Part 4: Persuading the hard-hearted [to be posted]

Some of the lecture notes:

Part 1: What is the essence of apologetics?

In Part 1, Dr Guinness considers reasons that some people are wary of apologetics and highlights some of the limitations that can apply to apologetics.

Some limitations of apologetics:

* Much apologetics is limited in appealing only to the open and the interested. What about the other 95%?
* Much apologetics is limited in appealing only to the needy.
* Much apologetics is limited in appealing only to those with a similar worldview to us.
* Much apologetics is limited in appealing only to the rational, literate, abstract thinker.
* Much apologetics remain within Christian circles and never makes it’s way into the world.

“… to transcend these limitations, we’re going to have to develop an apologetics which is flexible enough to communicate to anyone at any level of consciousness, any religion or worldview, of any nationality or language or whatever. In other words, the tough thing in modern apologetics will be to develop a persuasive cross-contextual communication. That’s what the best apologetics always was in the past – and is in the Scriptures. It’s what the modern situation calls for and what some of the best modern theory points towards.”

Part 2: A Biblical basis for the essence of apologetics

In Part 2 of this series, Dr Guinness considers whether there is a Biblical basis for apologetics, from both Old and New Testaments.

Some conclusions from the New Testament evidence:

1. Apologetics is Biblical, not post-Biblical
2. It has nothing to do with ‘being apologetic’
3. The New Testament metaphors are mainly legal, not military
4. Covers the formal and informal defence
5. It is for all Christians, not just for some
6. It is used with ‘insiders’, as well as ‘outsiders’
7. It is profoundly intellectual, but it is equally powerful morally and spiritually

“Apologetics is pre-evangelism, which is communication that clarifies what is obscuring and obstructing the good news.
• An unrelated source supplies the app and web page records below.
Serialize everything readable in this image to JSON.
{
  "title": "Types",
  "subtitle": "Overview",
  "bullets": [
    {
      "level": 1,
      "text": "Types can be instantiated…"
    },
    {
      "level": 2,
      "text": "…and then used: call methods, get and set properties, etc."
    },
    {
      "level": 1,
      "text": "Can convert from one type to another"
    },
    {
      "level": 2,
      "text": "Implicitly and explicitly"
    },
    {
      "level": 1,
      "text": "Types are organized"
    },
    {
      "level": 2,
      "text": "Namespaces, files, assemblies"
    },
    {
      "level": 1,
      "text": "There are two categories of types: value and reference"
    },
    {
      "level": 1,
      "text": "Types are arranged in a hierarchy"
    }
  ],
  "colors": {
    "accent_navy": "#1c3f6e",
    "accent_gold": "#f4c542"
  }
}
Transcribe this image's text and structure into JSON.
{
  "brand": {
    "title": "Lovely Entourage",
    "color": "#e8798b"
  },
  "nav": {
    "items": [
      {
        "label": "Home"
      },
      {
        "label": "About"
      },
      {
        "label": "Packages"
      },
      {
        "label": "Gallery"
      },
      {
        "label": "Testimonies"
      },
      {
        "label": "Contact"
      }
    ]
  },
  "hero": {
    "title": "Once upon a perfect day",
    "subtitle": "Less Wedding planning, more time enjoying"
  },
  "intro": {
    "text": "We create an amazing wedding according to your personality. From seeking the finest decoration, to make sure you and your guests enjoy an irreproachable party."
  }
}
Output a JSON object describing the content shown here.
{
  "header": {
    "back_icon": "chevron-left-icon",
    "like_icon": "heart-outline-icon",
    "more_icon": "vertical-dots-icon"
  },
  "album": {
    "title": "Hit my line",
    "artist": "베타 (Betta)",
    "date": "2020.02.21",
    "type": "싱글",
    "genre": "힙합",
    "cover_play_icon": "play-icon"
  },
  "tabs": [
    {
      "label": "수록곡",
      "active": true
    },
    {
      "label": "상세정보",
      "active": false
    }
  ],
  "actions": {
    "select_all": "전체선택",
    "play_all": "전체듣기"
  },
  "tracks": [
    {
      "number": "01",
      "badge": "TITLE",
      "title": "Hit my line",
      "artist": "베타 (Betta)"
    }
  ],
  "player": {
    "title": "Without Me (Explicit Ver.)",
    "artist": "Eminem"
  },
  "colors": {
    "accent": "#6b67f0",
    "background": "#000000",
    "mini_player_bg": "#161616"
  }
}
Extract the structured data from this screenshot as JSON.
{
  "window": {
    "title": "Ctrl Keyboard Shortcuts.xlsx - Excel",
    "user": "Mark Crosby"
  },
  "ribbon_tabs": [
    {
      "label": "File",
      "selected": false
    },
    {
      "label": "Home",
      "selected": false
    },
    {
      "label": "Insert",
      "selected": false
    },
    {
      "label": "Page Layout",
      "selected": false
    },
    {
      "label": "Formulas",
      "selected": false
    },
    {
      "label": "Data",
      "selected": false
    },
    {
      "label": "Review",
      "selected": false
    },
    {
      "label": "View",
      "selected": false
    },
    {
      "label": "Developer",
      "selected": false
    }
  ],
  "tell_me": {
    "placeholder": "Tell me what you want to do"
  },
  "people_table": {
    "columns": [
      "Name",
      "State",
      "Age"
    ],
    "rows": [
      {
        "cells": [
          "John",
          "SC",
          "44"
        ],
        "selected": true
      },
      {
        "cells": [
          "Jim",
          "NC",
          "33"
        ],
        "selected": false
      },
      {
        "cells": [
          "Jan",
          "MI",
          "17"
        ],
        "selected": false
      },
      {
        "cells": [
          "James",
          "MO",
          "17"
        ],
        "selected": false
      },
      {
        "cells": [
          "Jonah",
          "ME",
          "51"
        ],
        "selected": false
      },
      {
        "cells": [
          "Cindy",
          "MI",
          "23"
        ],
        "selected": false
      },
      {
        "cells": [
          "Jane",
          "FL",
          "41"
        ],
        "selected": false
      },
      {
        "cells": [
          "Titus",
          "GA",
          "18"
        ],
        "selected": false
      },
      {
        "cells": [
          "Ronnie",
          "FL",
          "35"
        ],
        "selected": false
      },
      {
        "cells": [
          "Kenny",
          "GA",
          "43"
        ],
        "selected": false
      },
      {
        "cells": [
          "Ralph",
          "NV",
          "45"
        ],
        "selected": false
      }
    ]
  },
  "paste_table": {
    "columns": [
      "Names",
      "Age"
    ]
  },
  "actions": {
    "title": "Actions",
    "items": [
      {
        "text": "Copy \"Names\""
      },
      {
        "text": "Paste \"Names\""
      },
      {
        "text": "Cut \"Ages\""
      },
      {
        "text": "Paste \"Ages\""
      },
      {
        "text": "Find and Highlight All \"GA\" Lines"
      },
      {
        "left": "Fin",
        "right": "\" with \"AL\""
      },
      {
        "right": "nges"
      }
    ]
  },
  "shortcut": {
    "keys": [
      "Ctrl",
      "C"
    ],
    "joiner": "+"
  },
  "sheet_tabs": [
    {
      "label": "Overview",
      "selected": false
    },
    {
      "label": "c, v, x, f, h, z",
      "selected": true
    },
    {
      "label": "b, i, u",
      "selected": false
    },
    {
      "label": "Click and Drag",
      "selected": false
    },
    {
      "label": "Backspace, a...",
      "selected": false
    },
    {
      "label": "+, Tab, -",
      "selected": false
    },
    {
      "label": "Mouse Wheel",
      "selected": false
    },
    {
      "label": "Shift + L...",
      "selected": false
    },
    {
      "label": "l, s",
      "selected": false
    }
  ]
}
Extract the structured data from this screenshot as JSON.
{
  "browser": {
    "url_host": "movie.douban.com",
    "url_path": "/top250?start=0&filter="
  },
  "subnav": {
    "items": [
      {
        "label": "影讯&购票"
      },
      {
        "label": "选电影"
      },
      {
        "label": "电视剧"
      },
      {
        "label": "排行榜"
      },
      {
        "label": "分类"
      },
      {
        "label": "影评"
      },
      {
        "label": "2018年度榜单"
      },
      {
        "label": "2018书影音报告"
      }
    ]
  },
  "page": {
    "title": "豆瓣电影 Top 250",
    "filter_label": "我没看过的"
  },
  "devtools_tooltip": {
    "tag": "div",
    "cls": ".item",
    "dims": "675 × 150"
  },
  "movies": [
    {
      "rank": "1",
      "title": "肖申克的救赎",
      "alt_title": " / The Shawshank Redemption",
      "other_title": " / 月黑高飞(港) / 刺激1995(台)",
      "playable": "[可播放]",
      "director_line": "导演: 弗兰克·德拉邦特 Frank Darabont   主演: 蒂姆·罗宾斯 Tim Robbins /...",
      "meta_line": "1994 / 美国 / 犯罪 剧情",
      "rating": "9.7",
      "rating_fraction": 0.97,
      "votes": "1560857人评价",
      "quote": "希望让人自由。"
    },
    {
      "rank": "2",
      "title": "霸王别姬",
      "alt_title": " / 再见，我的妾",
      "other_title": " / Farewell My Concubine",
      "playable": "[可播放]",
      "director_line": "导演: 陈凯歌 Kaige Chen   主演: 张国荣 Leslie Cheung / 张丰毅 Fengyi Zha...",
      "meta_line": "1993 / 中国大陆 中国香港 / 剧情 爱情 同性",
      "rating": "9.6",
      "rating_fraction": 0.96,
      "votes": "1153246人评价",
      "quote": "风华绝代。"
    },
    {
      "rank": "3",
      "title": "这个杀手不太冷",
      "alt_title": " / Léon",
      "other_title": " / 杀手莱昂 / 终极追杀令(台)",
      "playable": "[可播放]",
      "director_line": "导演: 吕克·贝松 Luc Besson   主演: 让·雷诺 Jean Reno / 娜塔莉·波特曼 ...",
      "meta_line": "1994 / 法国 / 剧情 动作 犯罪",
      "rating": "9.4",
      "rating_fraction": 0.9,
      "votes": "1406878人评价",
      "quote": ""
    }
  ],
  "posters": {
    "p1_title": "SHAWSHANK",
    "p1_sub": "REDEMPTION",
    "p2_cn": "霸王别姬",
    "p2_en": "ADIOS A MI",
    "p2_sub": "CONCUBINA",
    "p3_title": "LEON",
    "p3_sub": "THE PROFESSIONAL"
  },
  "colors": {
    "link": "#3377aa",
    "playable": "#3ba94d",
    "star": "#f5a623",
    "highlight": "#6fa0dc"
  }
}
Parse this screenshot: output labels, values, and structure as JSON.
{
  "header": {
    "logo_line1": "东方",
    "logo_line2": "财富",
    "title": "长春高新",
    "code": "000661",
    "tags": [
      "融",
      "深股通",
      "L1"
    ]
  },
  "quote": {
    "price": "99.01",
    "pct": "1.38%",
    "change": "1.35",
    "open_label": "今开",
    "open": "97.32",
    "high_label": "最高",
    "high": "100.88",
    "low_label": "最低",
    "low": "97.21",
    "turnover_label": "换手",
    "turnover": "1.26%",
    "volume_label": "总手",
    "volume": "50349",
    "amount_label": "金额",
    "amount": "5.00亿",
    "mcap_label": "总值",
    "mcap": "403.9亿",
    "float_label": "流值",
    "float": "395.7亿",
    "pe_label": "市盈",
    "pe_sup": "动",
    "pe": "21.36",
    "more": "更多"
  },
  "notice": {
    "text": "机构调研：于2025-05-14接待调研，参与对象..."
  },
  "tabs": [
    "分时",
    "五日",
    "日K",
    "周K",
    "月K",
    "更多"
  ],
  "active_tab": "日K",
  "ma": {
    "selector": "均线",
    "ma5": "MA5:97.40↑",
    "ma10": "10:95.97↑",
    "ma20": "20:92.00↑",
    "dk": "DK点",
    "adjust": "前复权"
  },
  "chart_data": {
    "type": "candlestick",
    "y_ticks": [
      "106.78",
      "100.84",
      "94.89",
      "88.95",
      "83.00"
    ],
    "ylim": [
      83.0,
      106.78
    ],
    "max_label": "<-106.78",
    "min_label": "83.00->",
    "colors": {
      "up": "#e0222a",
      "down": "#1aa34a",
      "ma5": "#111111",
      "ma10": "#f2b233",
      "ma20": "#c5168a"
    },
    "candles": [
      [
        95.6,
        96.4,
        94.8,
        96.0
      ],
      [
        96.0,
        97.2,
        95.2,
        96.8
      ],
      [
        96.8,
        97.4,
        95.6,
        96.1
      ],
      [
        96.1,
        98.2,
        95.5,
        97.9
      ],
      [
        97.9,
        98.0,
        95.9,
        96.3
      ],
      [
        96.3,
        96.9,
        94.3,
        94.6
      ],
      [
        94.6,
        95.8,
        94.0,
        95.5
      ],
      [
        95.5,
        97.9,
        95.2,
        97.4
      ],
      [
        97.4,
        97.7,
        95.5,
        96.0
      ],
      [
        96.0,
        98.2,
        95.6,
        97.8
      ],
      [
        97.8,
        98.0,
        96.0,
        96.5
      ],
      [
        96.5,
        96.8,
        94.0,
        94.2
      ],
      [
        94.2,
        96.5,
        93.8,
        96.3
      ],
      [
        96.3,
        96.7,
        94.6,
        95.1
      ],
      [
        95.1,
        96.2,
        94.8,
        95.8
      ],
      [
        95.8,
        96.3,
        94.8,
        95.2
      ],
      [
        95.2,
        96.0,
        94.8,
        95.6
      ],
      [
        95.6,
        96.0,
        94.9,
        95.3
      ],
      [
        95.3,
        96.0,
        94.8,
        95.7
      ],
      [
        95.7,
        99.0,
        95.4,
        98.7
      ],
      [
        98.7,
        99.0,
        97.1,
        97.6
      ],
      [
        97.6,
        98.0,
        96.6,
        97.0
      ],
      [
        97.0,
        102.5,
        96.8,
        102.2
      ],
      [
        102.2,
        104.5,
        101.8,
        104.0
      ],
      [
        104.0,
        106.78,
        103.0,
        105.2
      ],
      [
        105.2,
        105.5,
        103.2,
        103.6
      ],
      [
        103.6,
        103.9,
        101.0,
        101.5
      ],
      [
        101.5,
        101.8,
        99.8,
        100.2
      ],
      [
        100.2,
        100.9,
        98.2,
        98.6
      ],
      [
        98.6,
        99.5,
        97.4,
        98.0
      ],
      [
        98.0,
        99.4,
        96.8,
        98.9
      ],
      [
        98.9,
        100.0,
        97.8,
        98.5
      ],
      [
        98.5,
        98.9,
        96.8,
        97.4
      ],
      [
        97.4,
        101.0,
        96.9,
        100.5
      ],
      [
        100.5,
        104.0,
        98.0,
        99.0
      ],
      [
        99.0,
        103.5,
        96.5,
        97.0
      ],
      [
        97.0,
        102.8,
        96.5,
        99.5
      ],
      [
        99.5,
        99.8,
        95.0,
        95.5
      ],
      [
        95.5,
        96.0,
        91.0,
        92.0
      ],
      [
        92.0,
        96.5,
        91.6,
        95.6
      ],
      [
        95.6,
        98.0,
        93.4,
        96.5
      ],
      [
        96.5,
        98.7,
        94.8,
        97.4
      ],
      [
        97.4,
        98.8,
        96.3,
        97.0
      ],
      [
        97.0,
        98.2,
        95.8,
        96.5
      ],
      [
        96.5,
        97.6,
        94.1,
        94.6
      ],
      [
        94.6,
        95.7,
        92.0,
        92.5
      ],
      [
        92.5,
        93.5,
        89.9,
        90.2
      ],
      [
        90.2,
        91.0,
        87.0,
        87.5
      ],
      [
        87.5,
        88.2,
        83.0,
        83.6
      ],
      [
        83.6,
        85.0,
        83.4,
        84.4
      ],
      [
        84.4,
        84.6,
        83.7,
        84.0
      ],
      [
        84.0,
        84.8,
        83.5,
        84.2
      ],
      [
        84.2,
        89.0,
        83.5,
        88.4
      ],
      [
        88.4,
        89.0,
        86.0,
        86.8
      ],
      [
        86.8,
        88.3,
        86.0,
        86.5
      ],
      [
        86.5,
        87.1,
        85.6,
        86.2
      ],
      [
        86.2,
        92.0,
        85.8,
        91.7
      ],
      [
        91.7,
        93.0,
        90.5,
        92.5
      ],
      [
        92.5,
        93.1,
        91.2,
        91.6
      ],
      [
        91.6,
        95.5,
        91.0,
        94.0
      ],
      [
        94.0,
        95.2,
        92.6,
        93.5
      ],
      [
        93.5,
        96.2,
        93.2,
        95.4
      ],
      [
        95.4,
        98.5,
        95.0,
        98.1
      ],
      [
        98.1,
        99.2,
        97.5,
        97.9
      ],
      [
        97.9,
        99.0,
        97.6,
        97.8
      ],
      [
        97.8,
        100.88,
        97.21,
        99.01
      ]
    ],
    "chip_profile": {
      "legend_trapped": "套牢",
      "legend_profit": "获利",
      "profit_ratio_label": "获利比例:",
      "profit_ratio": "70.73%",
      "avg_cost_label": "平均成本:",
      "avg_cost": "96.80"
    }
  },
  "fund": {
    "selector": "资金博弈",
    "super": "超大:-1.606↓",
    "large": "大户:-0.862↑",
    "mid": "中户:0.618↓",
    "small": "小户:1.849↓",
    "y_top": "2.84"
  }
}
And in this sense, it is the necessary foreword or preface wherever there is indifference or complacency or resistance or hostility. It is the intellectual, moral, spiritual bush-clearing operation that is the preparation for the gospel to come in.”

Part 3: How to communicate in apologetics.

Four parts of cross-cultural communication:

Identification
Persuasion
Translation
Justification

Finding out where a person is:

1. Listen to people as individuals
2. Learn the language of their worldview and lifeworld
3. Know how unbelieving minds work

Aspects of unbelief:

Part-inversion
Part-suppression
Part-exploitation
Part-tension
Part-deception

(I’ll update the post, when the following two lectures have been added)